This parenting gig is the most overwhelming experience of my life to date and I wouldn’t change any of it for anything. It is full of wonder and love and joy so intense, I think my heart might burst. BUT (and there always is a BUT ), to balance the joy and awe, there is also this equally intense “worry and fret” thing that comes along with it. In these past 22+ years, my mind has been flooded with concerns both mundane and huge that center around the well-being and happiness of my now adult son…and it doesn’t seem to end no matter how many birthday candles we blow out each year. And like Rachel, there has been a lot of walking forward, putting one foot in front of the other, and trying to do the next right thing as a mom.

And in my experience, there is a lot of talking to/debating with yourself involved in being a mom (see Rachel’s thoughts 1-4). That’s why I believe it is important to talk to other moms and ask questions and then just GO WITH YOUR GUT.

I was a lawyer with an active law practice when my son was born and went back to work when he was 3 months old. I needed to pay the mortgage (my son’s dad was a young resident at University of Chicago hospitals), put food on the table and make the car payment. I compartmentalized and kept putting one foot in front of the other, but I worked to make it home as early as possible and to work from home whenever I could. Much of the time, I will admit, I was miserable – torn between being with my beautiful boy and doing what needed to be done at work. I worked out what was, in retrospect, an incredible daycare situation with Nick in a wonderful home daycare setting where he grew and developed skill sets I would never have been able to teach him (hitting baseballs, shooting free throws, fielding ground balls).

But I never stopped missing him. There was always a little bit of grief in my heart everyday. My head saw the benefits of working mom but my heart never quite believed it.

But day care moves into before/after-school care in the blink of an eye. We got lucky there as well. Miss Debbie, our angel. I learned as a parent there are many angels out there ready to help us parent. That village thing. And then after-school sports practices and games, theater rehearsals, band concerts take the place of the caretakers…and then they go to college. Sometimes 800 miles away from home. And still, there was and is a little bit of grief in my heart everyday. Because no matter how old, our children are still our children. And as parents we start letting go from day 1, whether we work outside the home or stay at home.

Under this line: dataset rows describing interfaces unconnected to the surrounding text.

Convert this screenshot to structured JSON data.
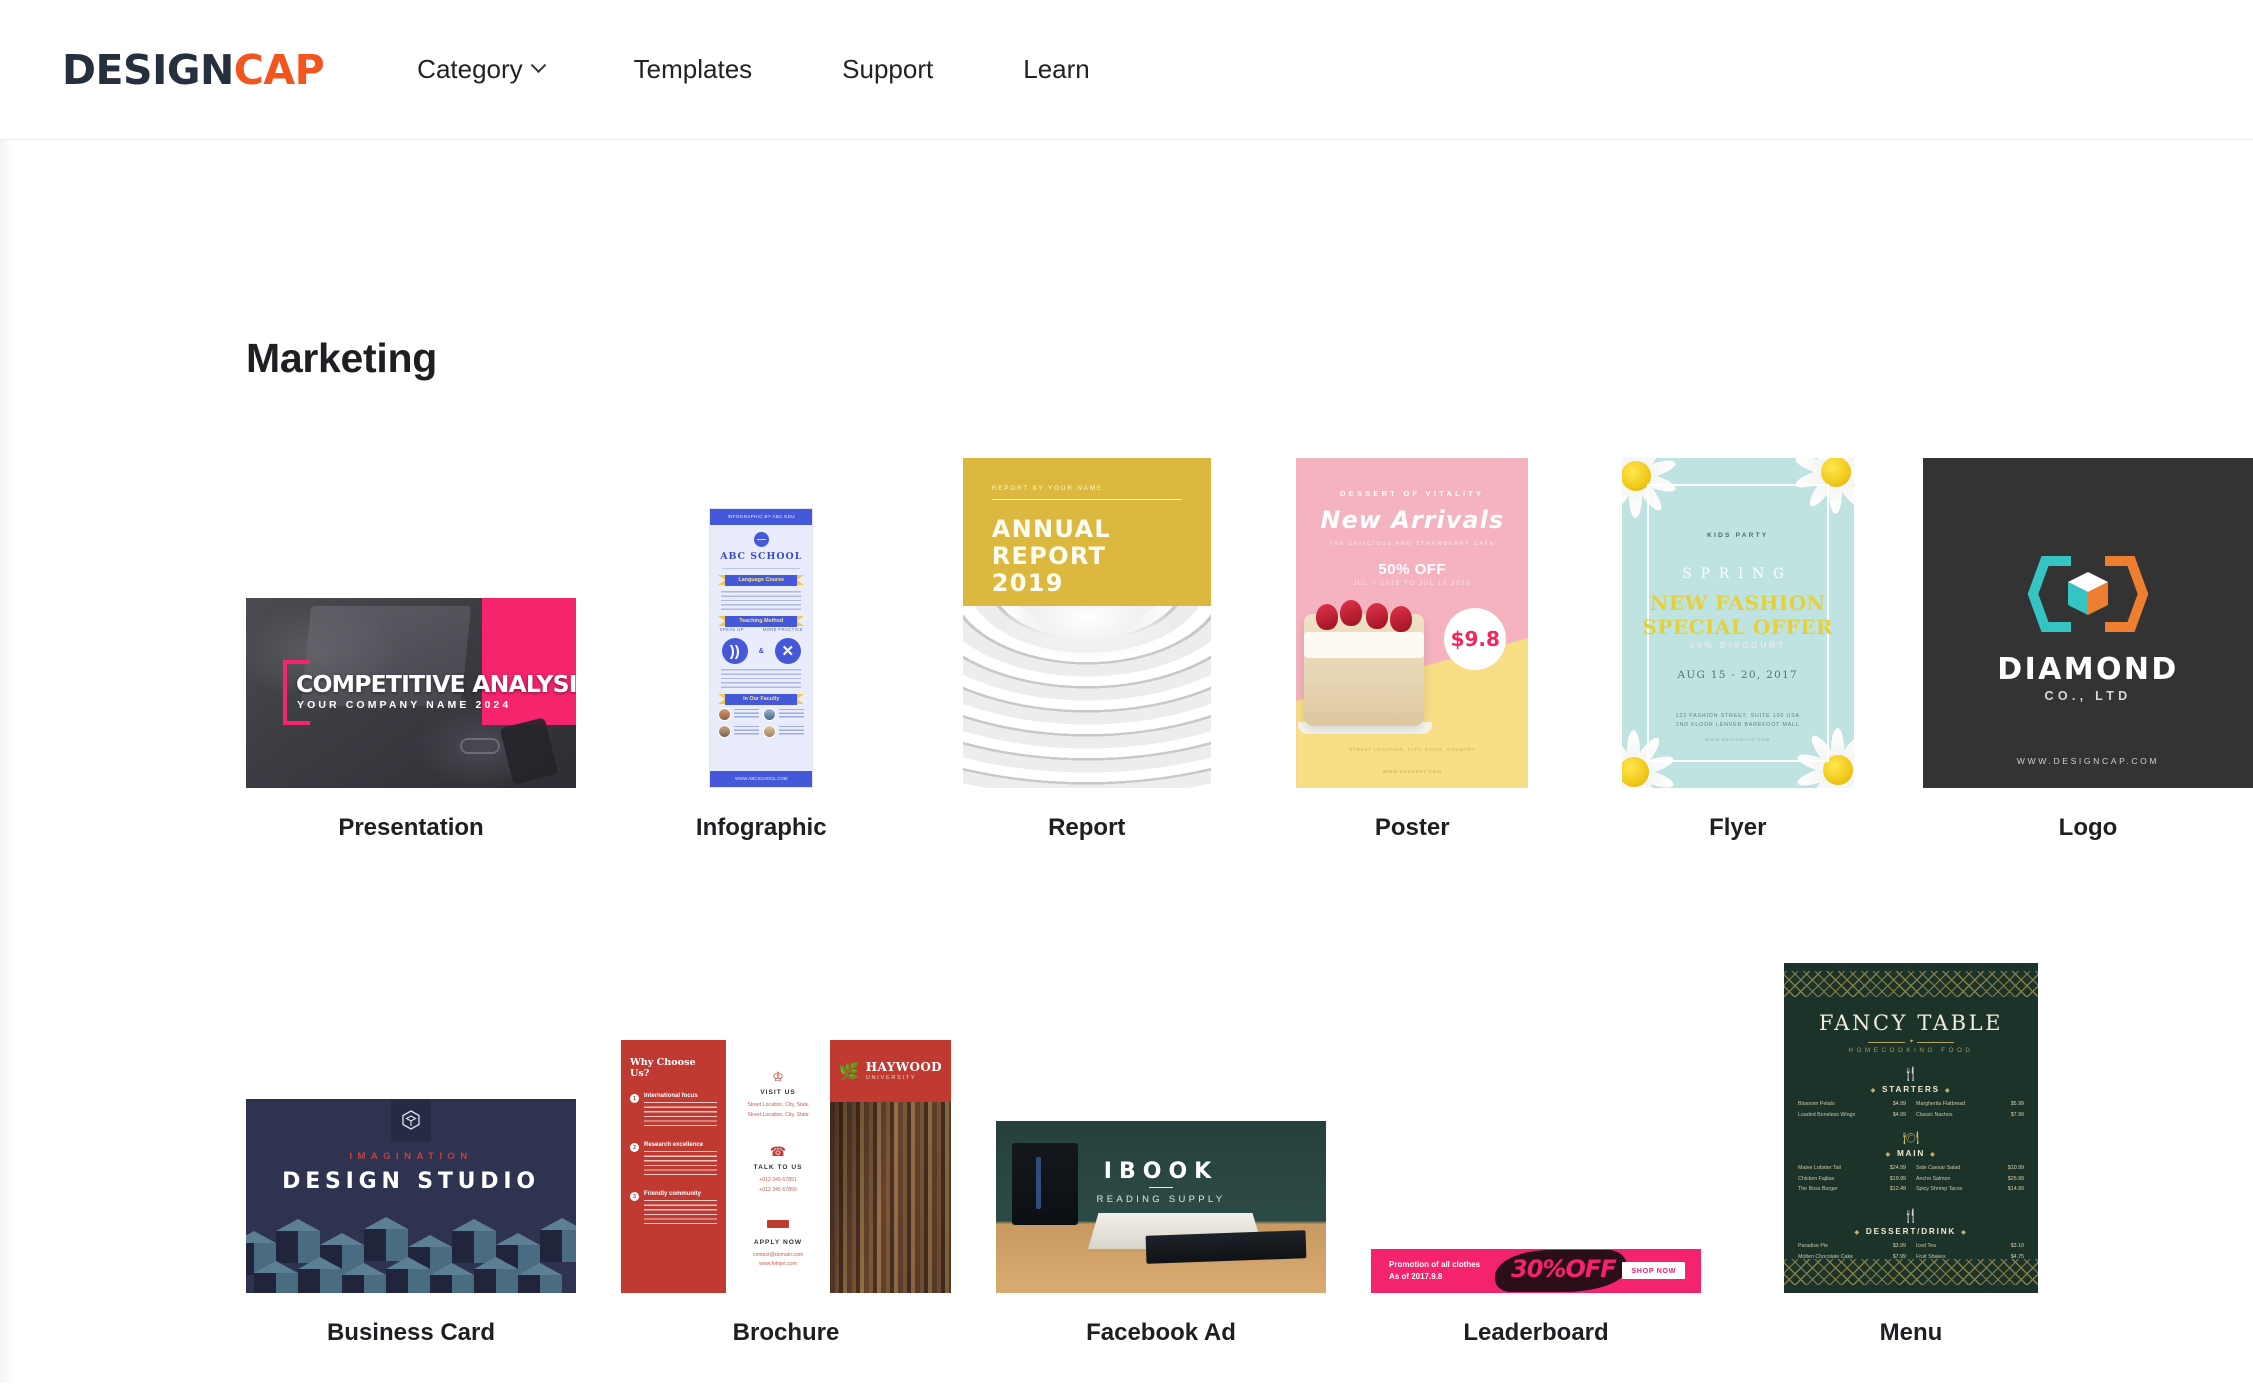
{
  "header": {
    "logo": {
      "part1": "DESIGN",
      "part2": "CAP",
      "color1": "#262f3d",
      "color2": "#f4551f"
    },
    "nav": [
      {
        "label": "Category",
        "has_caret": true
      },
      {
        "label": "Templates",
        "has_caret": false
      },
      {
        "label": "Support",
        "has_caret": false
      },
      {
        "label": "Learn",
        "has_caret": false
      }
    ]
  },
  "main": {
    "section_title": "Marketing",
    "row1": [
      {
        "label": "Presentation"
      },
      {
        "label": "Infographic"
      },
      {
        "label": "Report"
      },
      {
        "label": "Poster"
      },
      {
        "label": "Flyer"
      },
      {
        "label": "Logo"
      }
    ],
    "row2": [
      {
        "label": "Business Card"
      },
      {
        "label": "Brochure"
      },
      {
        "label": "Facebook Ad"
      },
      {
        "label": "Leaderboard"
      },
      {
        "label": "Menu"
      }
    ]
  },
  "thumbs": {
    "presentation": {
      "title": "COMPETITIVE ANALYSIS",
      "subtitle": "YOUR COMPANY NAME 2024",
      "accent": "#f5246d"
    },
    "infographic": {
      "top_bar": "INFOGRAPHIC BY ABC EDU",
      "school": "ABC SCHOOL",
      "tag1": "Language Course",
      "tag2": "Teaching Method",
      "icon_label_left": "SPEAK UP",
      "icon_label_right": "MORE PRACTICE",
      "amp": "&",
      "tag3": "In Our Faculty",
      "bottom_bar": "WWW.ABCSCHOOL.COM",
      "accent": "#4559d8"
    },
    "report": {
      "kicker": "REPORT BY YOUR NAME",
      "line1": "ANNUAL",
      "line2": "REPORT",
      "line3": "2019",
      "accent": "#dcb83f"
    },
    "poster": {
      "kicker": "DESSERT OF VITALITY",
      "headline": "New Arrivals",
      "sub": "THE DELICIOUS AND STRAWBERRY CAKE",
      "offer": "50% OFF",
      "date": "JUL 7 2019   TO   JUL 19 2019",
      "price": "$9.8",
      "foot1": "STREET LOCATION, CITY, STATE, COUNTRY",
      "foot2": "WWW.DESSERT.COM",
      "accent_pink": "#f5b3c0",
      "accent_yellow": "#f8df86"
    },
    "flyer": {
      "kicker": "KIDS PARTY",
      "spring": "SPRING",
      "line1": "NEW FASHION",
      "line2": "SPECIAL OFFER",
      "discount": "50% DISCOUNT",
      "date": "AUG 15 - 20, 2017",
      "address": "123 FASHION STREET, SUITE 100 USA\n2ND FLOOR LENVER BAREFOOT MALL",
      "web": "WWW.DESIGNCAP.COM",
      "accent": "#bfe3e0"
    },
    "logo": {
      "name": "DIAMOND",
      "sub": "CO., LTD",
      "url": "WWW.DESIGNCAP.COM",
      "bg": "#333333",
      "hex_teal": "#35c4c4",
      "hex_orange": "#ee7f30"
    },
    "business_card": {
      "kicker": "IMAGINATION",
      "name": "DESIGN STUDIO",
      "bg": "#2e3350",
      "kicker_color": "#c1453f"
    },
    "brochure": {
      "why": "Why Choose Us?",
      "items": [
        {
          "num": "1",
          "title": "International focus"
        },
        {
          "num": "2",
          "title": "Research excellence"
        },
        {
          "num": "3",
          "title": "Friendly community"
        }
      ],
      "visit_head": "VISIT US",
      "visit_lines": "Street Location, City, State\nStreet Location, City, State",
      "talk_head": "TALK TO US",
      "talk_lines": "+012 345 67891\n+012 345 67890",
      "apply_head": "APPLY NOW",
      "apply_lines": "contact@domain.com\nwww.fotojet.com",
      "uni_name": "HAYWOOD",
      "uni_sub": "UNIVERSITY",
      "accent": "#c03a31"
    },
    "facebook_ad": {
      "title": "IBOOK",
      "sub": "READING SUPPLY"
    },
    "leaderboard": {
      "line1": "Promotion of all clothes",
      "line2": "As of 2017.9.8",
      "offer": "30%OFF",
      "button": "SHOP NOW",
      "accent": "#f3246d"
    },
    "menu": {
      "title": "FANCY TABLE",
      "sub": "HOMECOOKING FOOD",
      "sections": [
        {
          "name": "STARTERS",
          "left": [
            {
              "item": "Blossom Petals",
              "price": "$4.99"
            },
            {
              "item": "Loaded Boneless Wings",
              "price": "$4.99"
            }
          ],
          "right": [
            {
              "item": "Margherita Flatbread",
              "price": "$5.99"
            },
            {
              "item": "Classic Nachos",
              "price": "$7.99"
            }
          ]
        },
        {
          "name": "MAIN",
          "left": [
            {
              "item": "Maine Lobster Tail",
              "price": "$24.99"
            },
            {
              "item": "Chicken Fajitas",
              "price": "$19.99"
            },
            {
              "item": "The Boss Burger",
              "price": "$12.49"
            }
          ],
          "right": [
            {
              "item": "Side Caesar Salad",
              "price": "$10.99"
            },
            {
              "item": "Ancho Salmon",
              "price": "$25.99"
            },
            {
              "item": "Spicy Shrimp Tacos",
              "price": "$14.99"
            }
          ]
        },
        {
          "name": "DESSERT/DRINK",
          "left": [
            {
              "item": "Paradise Pie",
              "price": "$3.99"
            },
            {
              "item": "Molten Chocolate Cake",
              "price": "$7.99"
            }
          ],
          "right": [
            {
              "item": "Iced Tea",
              "price": "$3.10"
            },
            {
              "item": "Fruit Shakes",
              "price": "$4.75"
            }
          ]
        }
      ],
      "bg": "#1b3328",
      "gold": "#b5a463"
    }
  }
}
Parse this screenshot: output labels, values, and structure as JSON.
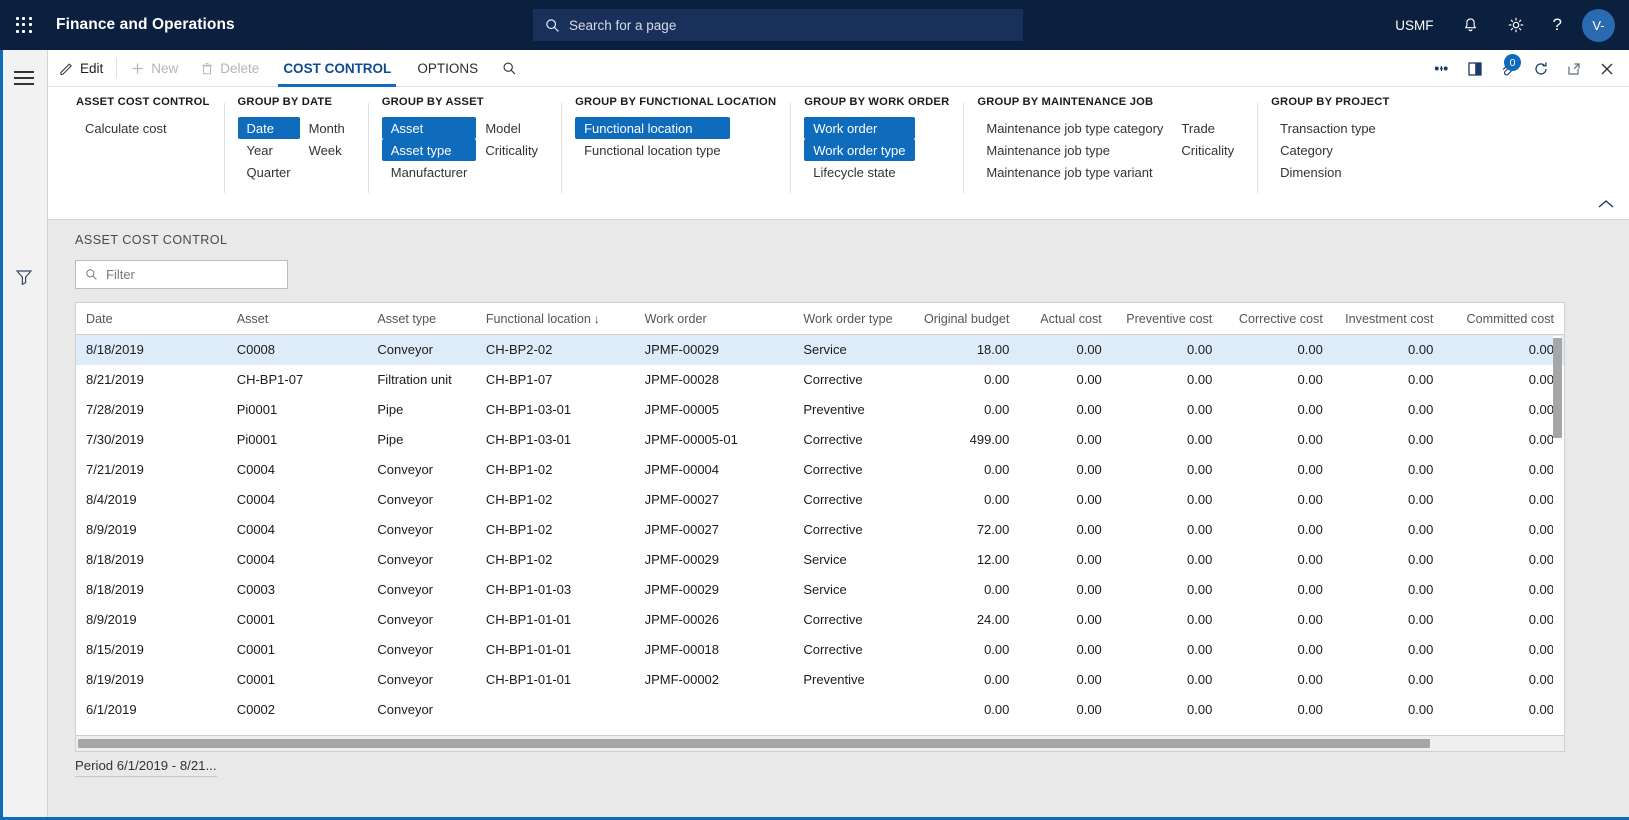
{
  "header": {
    "app_title": "Finance and Operations",
    "waffle_icon": "app-launcher-icon",
    "search": {
      "placeholder": "Search for a page",
      "icon": "search-icon"
    },
    "company": "USMF",
    "notifications_icon": "bell-icon",
    "settings_icon": "gear-icon",
    "help_icon": "question-mark-icon",
    "avatar_initials": "V-"
  },
  "rail": {
    "menu_icon": "hamburger-menu-icon",
    "filter_icon": "funnel-filter-icon"
  },
  "commandbar": {
    "edit_label": "Edit",
    "new_label": "New",
    "delete_label": "Delete",
    "tabs": [
      {
        "label": "COST CONTROL",
        "active": true
      },
      {
        "label": "OPTIONS",
        "active": false
      }
    ],
    "search_icon": "search-icon",
    "right_icons": [
      {
        "name": "attach-link-icon",
        "glyph": "❖"
      },
      {
        "name": "open-in-new-window-icon",
        "glyph": "◧"
      },
      {
        "name": "attachments-icon",
        "glyph": "📎",
        "badge": "0"
      },
      {
        "name": "refresh-icon",
        "glyph": "↻"
      },
      {
        "name": "popout-icon",
        "glyph": "↗"
      },
      {
        "name": "close-icon",
        "glyph": "✕"
      }
    ]
  },
  "ribbon": {
    "collapse_icon": "chevron-up-icon",
    "groups": [
      {
        "title": "ASSET COST CONTROL",
        "columns": [
          {
            "items": [
              {
                "label": "Calculate cost",
                "selected": false
              }
            ]
          }
        ]
      },
      {
        "title": "GROUP BY DATE",
        "columns": [
          {
            "items": [
              {
                "label": "Date",
                "selected": true
              },
              {
                "label": "Year",
                "selected": false
              },
              {
                "label": "Quarter",
                "selected": false
              }
            ]
          },
          {
            "items": [
              {
                "label": "Month",
                "selected": false
              },
              {
                "label": "Week",
                "selected": false
              }
            ]
          }
        ]
      },
      {
        "title": "GROUP BY ASSET",
        "columns": [
          {
            "items": [
              {
                "label": "Asset",
                "selected": true
              },
              {
                "label": "Asset type",
                "selected": true
              },
              {
                "label": "Manufacturer",
                "selected": false
              }
            ]
          },
          {
            "items": [
              {
                "label": "Model",
                "selected": false
              },
              {
                "label": "Criticality",
                "selected": false
              }
            ]
          }
        ]
      },
      {
        "title": "GROUP BY FUNCTIONAL LOCATION",
        "columns": [
          {
            "items": [
              {
                "label": "Functional location",
                "selected": true
              },
              {
                "label": "Functional location type",
                "selected": false
              }
            ]
          }
        ]
      },
      {
        "title": "GROUP BY WORK ORDER",
        "columns": [
          {
            "items": [
              {
                "label": "Work order",
                "selected": true
              },
              {
                "label": "Work order type",
                "selected": true
              },
              {
                "label": "Lifecycle state",
                "selected": false
              }
            ]
          }
        ]
      },
      {
        "title": "GROUP BY MAINTENANCE JOB",
        "columns": [
          {
            "items": [
              {
                "label": "Maintenance job type category",
                "selected": false
              },
              {
                "label": "Maintenance job type",
                "selected": false
              },
              {
                "label": "Maintenance job type variant",
                "selected": false
              }
            ]
          },
          {
            "items": [
              {
                "label": "Trade",
                "selected": false
              },
              {
                "label": "Criticality",
                "selected": false
              }
            ]
          }
        ]
      },
      {
        "title": "GROUP BY PROJECT",
        "columns": [
          {
            "items": [
              {
                "label": "Transaction type",
                "selected": false
              },
              {
                "label": "Category",
                "selected": false
              },
              {
                "label": "Dimension",
                "selected": false
              }
            ]
          }
        ]
      }
    ]
  },
  "main": {
    "section_title": "ASSET COST CONTROL",
    "filter": {
      "placeholder": "Filter",
      "value": "",
      "icon": "search-icon"
    },
    "period_label": "Period 6/1/2019 - 8/21...",
    "grid": {
      "sorted_column": "Functional location",
      "sort_arrow": "↓",
      "columns": [
        {
          "label": "Date",
          "align": "left"
        },
        {
          "label": "Asset",
          "align": "left"
        },
        {
          "label": "Asset type",
          "align": "left"
        },
        {
          "label": "Functional location",
          "align": "left",
          "sorted": true
        },
        {
          "label": "Work order",
          "align": "left"
        },
        {
          "label": "Work order type",
          "align": "left"
        },
        {
          "label": "Original budget",
          "align": "right"
        },
        {
          "label": "Actual cost",
          "align": "right"
        },
        {
          "label": "Preventive cost",
          "align": "right"
        },
        {
          "label": "Corrective cost",
          "align": "right"
        },
        {
          "label": "Investment cost",
          "align": "right"
        },
        {
          "label": "Committed cost",
          "align": "right"
        }
      ],
      "rows": [
        {
          "selected": true,
          "cells": [
            "8/18/2019",
            "C0008",
            "Conveyor",
            "CH-BP2-02",
            "JPMF-00029",
            "Service",
            "18.00",
            "0.00",
            "0.00",
            "0.00",
            "0.00",
            "0.00"
          ]
        },
        {
          "selected": false,
          "cells": [
            "8/21/2019",
            "CH-BP1-07",
            "Filtration unit",
            "CH-BP1-07",
            "JPMF-00028",
            "Corrective",
            "0.00",
            "0.00",
            "0.00",
            "0.00",
            "0.00",
            "0.00"
          ]
        },
        {
          "selected": false,
          "cells": [
            "7/28/2019",
            "Pi0001",
            "Pipe",
            "CH-BP1-03-01",
            "JPMF-00005",
            "Preventive",
            "0.00",
            "0.00",
            "0.00",
            "0.00",
            "0.00",
            "0.00"
          ]
        },
        {
          "selected": false,
          "cells": [
            "7/30/2019",
            "Pi0001",
            "Pipe",
            "CH-BP1-03-01",
            "JPMF-00005-01",
            "Corrective",
            "499.00",
            "0.00",
            "0.00",
            "0.00",
            "0.00",
            "0.00"
          ]
        },
        {
          "selected": false,
          "cells": [
            "7/21/2019",
            "C0004",
            "Conveyor",
            "CH-BP1-02",
            "JPMF-00004",
            "Corrective",
            "0.00",
            "0.00",
            "0.00",
            "0.00",
            "0.00",
            "0.00"
          ]
        },
        {
          "selected": false,
          "cells": [
            "8/4/2019",
            "C0004",
            "Conveyor",
            "CH-BP1-02",
            "JPMF-00027",
            "Corrective",
            "0.00",
            "0.00",
            "0.00",
            "0.00",
            "0.00",
            "0.00"
          ]
        },
        {
          "selected": false,
          "cells": [
            "8/9/2019",
            "C0004",
            "Conveyor",
            "CH-BP1-02",
            "JPMF-00027",
            "Corrective",
            "72.00",
            "0.00",
            "0.00",
            "0.00",
            "0.00",
            "0.00"
          ]
        },
        {
          "selected": false,
          "cells": [
            "8/18/2019",
            "C0004",
            "Conveyor",
            "CH-BP1-02",
            "JPMF-00029",
            "Service",
            "12.00",
            "0.00",
            "0.00",
            "0.00",
            "0.00",
            "0.00"
          ]
        },
        {
          "selected": false,
          "cells": [
            "8/18/2019",
            "C0003",
            "Conveyor",
            "CH-BP1-01-03",
            "JPMF-00029",
            "Service",
            "0.00",
            "0.00",
            "0.00",
            "0.00",
            "0.00",
            "0.00"
          ]
        },
        {
          "selected": false,
          "cells": [
            "8/9/2019",
            "C0001",
            "Conveyor",
            "CH-BP1-01-01",
            "JPMF-00026",
            "Corrective",
            "24.00",
            "0.00",
            "0.00",
            "0.00",
            "0.00",
            "0.00"
          ]
        },
        {
          "selected": false,
          "cells": [
            "8/15/2019",
            "C0001",
            "Conveyor",
            "CH-BP1-01-01",
            "JPMF-00018",
            "Corrective",
            "0.00",
            "0.00",
            "0.00",
            "0.00",
            "0.00",
            "0.00"
          ]
        },
        {
          "selected": false,
          "cells": [
            "8/19/2019",
            "C0001",
            "Conveyor",
            "CH-BP1-01-01",
            "JPMF-00002",
            "Preventive",
            "0.00",
            "0.00",
            "0.00",
            "0.00",
            "0.00",
            "0.00"
          ]
        },
        {
          "selected": false,
          "cells": [
            "6/1/2019",
            "C0002",
            "Conveyor",
            "",
            "",
            "",
            "0.00",
            "0.00",
            "0.00",
            "0.00",
            "0.00",
            "0.00"
          ]
        }
      ]
    }
  },
  "colors": {
    "header_bg": "#0b1f3f",
    "accent": "#0f6cbd",
    "selection": "#deecf9",
    "content_bg": "#e9e9e9"
  }
}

And the letting go is never ever easy for any mom. Because being a mom is hard work.

And yes, we learn there are more questions and few answers. Here’s to mulling over the possibilities together.

261755_10150290602379874_2436766_n - Version 2 -Karen